Adams' friend and former agent, Bruce Tufeld, says the actor died of a lung infection Sunday at Cedars-Sinai Medical Center. He had broken his hip a year ago, says Tufeld, and had been in poor health ever since.
While his career spanned over 40 years, from appearances on the Ed Sullivan, Rosemary Clooney, and Merv Griffin shows, to the voice of cartoon characters Tennessee Tuxedo and Inspector Gadget, and guest roles on everything from "Playboy After Dark" to "The Love Boat," Maxwell Smart is the role for which he will be remembered.
"It was a special show that became a cult classic of sorts, and I made a lot of money for it," Adams once said in a 1995 interview. "But it also hindered me career-wise because I was typed. The character was so strong, particularly because of that distinctive voice, that nobody could picture me in any other type of role."
As big in its time as "Seinfeld," the "show about nothing," was in the 1990s, "Get Smart" allowed America to laugh about the world of spies that was the Cold War and the rapid pace of change in the 1960s, when it seemed that a new gadget was invented every day, sweeping away the familiar in favor of mysterious devices which might or might not work.
Spy gadgets inspired by and poking fun at the ones in the James Bond movies were a staple of "Get Smart," especially the shoe phone, Maxwell Smart's way out of many a tight spot — decades before cell phones burst onto the scene.
New roles for women and America's place in the world as defender of freedom were also major themes of the show, written by Mel Brooks and Buck Henry.
Adams as Agent 86 found himself constantly outpaced by brainy and beautiful Agent 99, portrayed by Barbara Feldon. And with World War II only twenty years in the past, it wasn't unusual for villains to have a distinct German accent.

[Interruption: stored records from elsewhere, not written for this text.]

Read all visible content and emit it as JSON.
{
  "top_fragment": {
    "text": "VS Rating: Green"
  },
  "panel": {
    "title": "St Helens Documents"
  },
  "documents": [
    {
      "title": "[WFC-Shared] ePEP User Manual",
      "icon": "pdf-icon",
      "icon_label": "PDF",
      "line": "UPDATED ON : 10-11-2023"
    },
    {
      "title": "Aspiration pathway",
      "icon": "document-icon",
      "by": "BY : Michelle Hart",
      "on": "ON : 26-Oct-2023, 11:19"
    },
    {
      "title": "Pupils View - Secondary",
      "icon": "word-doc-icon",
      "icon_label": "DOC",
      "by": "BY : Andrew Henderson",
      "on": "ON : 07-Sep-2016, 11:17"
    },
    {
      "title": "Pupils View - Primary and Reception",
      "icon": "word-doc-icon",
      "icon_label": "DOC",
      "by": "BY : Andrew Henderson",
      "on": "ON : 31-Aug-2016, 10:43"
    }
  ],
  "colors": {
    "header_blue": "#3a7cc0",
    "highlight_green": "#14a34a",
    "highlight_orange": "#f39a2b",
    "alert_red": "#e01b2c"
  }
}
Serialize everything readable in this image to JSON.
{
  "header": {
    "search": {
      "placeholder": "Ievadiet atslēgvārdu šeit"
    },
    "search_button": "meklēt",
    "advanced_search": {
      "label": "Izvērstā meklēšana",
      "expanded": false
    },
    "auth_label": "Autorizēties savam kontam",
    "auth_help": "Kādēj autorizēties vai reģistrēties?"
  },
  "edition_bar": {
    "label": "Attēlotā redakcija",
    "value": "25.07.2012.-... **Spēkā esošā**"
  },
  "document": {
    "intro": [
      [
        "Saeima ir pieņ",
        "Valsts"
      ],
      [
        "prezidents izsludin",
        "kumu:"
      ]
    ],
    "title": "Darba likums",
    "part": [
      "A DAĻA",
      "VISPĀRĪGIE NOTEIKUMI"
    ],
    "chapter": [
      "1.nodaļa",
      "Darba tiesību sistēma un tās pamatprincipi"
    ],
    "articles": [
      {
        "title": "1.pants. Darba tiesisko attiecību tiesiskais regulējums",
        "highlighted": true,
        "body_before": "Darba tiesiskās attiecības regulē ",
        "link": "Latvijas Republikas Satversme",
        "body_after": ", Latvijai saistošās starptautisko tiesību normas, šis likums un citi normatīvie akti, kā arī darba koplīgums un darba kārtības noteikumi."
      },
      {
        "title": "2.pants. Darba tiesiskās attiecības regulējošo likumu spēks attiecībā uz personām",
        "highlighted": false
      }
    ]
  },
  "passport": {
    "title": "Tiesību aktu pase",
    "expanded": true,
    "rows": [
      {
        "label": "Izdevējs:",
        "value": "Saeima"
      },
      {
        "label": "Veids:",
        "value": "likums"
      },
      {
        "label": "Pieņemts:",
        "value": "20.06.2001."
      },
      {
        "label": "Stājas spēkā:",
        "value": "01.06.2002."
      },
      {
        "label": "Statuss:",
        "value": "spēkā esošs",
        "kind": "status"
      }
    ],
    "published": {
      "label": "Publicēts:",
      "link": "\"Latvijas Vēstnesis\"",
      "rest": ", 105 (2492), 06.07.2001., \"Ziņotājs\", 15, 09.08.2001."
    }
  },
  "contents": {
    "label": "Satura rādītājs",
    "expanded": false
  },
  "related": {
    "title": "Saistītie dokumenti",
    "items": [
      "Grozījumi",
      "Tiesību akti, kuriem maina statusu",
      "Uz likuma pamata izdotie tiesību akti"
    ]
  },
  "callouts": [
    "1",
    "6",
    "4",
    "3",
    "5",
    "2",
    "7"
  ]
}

As the inept Agent 86 of the super-secret federal agency CONTROL, Adams captivated TV viewers with his antics in combating the evil agents of KAOS. When his explanations failed to convince the villains or his boss, he tried another tack:
"Would you believe ... ?"
It became a national catchphrase.